Surviving Christmas with ADHD
Christmas is a wonderful time of year. Even if you're not especially religious, the holiday season offers people a chance to reconnect with family and friends in an atmosphere of merriment and good cheer. However, for those with attention-deficit/hyperactivity disorder (ADHD), Christmas can pose problems.
How to Stop ADHD from Ruining Christmas
Here are a few tips I use to ensure Christmas with ADHD is a cracker--a time when trouble rarely sprouts.
Recognize Stress Hotspots
Christmas only happens once a year. And, in an effort to make it a special occasion, stress can often ruin the day. This stress will manifest in different ways and vary according to type. However, if you have ADHD and are anything like me, stress will appear in a predictable manner.
For example, the volume of entertainment that was available on Christmas day--and over the entire festive period--often worked against me. All at once, I would try to watch films and play with presents and clean the house and check on the dinner. All this behavior led to disappointment and frustration.

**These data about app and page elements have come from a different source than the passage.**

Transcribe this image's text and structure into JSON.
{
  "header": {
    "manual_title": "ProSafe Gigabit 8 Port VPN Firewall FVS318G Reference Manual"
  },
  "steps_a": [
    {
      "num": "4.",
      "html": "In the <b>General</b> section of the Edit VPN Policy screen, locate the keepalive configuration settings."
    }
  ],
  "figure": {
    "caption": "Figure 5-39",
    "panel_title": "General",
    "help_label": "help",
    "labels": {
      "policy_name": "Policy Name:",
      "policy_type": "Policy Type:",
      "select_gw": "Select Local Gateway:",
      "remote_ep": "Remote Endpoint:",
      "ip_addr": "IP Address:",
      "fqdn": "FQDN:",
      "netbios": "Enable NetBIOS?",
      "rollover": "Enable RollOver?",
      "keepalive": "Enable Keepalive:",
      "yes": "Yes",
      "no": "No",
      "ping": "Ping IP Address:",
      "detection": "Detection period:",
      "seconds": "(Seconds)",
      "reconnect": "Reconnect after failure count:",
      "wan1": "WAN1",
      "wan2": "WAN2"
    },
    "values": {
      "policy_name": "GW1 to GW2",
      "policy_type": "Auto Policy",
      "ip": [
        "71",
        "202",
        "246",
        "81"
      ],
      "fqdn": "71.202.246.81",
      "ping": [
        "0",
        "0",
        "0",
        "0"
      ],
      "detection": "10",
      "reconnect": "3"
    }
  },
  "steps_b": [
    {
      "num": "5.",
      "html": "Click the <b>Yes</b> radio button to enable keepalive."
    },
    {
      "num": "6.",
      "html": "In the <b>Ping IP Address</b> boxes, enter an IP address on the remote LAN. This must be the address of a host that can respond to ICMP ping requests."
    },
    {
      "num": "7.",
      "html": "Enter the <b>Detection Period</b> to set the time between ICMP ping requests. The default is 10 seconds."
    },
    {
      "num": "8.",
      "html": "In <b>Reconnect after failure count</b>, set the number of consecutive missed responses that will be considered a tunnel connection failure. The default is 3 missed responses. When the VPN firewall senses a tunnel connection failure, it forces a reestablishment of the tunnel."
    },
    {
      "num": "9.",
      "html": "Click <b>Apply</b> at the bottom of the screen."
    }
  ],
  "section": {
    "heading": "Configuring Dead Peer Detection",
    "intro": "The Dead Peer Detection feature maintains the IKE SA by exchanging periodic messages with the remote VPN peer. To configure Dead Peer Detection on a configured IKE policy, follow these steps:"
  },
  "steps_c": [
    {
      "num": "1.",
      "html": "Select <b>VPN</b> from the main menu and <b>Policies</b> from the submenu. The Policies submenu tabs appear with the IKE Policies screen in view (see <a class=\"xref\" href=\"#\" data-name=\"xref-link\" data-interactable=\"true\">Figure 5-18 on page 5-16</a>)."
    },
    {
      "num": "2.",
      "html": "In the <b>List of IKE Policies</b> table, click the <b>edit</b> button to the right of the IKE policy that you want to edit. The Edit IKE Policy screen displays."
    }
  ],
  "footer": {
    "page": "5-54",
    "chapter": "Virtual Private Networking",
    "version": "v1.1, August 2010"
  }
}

If you do something similar, then focus on one thing at a time. If you're watching a film, then watch the film--your presents (and wrapping) will still be there when the film ends. Is the clutter annoying you? Tidy the room after the film ends. I'm not suggesting you treat Christmas Day like a military operation; after all, it's supposed to be a fun time. However, if you have ADHD, you may recognize the futility of multi-tasking and benefit from doing one thing at a time instead.
Make a Conscious Effort to Be Zen
Being relaxed is easier said than done. If you have ADHD and it's Christmas, that's doubly true. What's worse, the desire to make Christmas special can cause enough stress to ensure it's special for all the wrong reasons. So, it's important to breathe and relax and understand that whatever is worrying you probably isn't as big a deal as you think it is.
In between fretting about the roast potatoes, take time to remember the important things about Christmas--family, friends, fun, and great food.
Pinpoint Your Escape Hatch
These tips, while helpful, aren't perfect defenses. Despite your best efforts, there may be times when everything gets to be too much, and you need to put time and distance between yourself and all the Christmas that's happening. When that time comes, you need somewhere quiet you can go to. That might mean going to your bedroom and putting headphones on. Or, it might mean taking a long walk. Whatever you decide, carve out some time that's just for you. This time alone will break the day up, could improve your mood, and might make you a jollier person to be around once you rejoin the festivities.
Do you have ADHD? How do you manage Christmas? Let me know in the comments.
Thomas, M. (2022, December 21). Surviving Christmas with ADHD, HealthyPlace. Retrieved on 2023, March 26 from https://www.healthyplace.com/blogs/livingwithadultadhd/2022/12/surviving-christmas-with-adhd